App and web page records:
--- START ---
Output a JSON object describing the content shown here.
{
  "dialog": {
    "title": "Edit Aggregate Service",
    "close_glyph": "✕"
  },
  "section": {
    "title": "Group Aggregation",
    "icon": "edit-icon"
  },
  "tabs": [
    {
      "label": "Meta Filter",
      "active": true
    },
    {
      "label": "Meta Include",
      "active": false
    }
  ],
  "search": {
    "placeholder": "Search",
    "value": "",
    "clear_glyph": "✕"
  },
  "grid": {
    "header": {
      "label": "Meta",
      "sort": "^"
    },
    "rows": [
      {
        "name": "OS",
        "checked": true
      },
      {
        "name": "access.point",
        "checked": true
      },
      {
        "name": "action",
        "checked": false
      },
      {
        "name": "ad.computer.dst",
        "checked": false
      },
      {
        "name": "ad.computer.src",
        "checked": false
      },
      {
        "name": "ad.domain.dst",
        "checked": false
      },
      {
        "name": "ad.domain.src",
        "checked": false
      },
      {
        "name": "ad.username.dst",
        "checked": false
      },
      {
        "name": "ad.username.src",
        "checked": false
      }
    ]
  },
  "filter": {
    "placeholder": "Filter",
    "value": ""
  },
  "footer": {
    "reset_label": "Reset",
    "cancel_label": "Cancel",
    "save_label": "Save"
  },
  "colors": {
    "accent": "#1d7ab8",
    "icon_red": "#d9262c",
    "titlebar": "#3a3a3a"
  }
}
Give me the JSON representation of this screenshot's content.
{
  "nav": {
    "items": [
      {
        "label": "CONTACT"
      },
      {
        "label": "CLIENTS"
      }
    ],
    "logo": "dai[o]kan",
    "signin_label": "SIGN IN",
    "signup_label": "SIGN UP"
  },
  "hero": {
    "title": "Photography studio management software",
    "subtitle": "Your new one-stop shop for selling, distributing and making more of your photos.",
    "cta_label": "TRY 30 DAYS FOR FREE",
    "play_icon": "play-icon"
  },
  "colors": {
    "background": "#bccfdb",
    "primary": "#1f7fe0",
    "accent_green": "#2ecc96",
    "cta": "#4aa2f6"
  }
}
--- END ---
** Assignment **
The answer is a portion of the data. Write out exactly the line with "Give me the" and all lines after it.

** Answer box **
Give me the JSON representation of this screenshot's content.
{
  "nav": {
    "items": [
      {
        "label": "CONTACT"
      },
      {
        "label": "CLIENTS"
      }
    ],
    "logo": "dai[o]kan",
    "signin_label": "SIGN IN",
    "signup_label": "SIGN UP"
  },
  "hero": {
    "title": "Photography studio management software",
    "subtitle": "Your new one-stop shop for selling, distributing and making more of your photos.",
    "cta_label": "TRY 30 DAYS FOR FREE",
    "play_icon": "play-icon"
  },
  "colors": {
    "background": "#bccfdb",
    "primary": "#1f7fe0",
    "accent_green": "#2ecc96",
    "cta": "#4aa2f6"
  }
}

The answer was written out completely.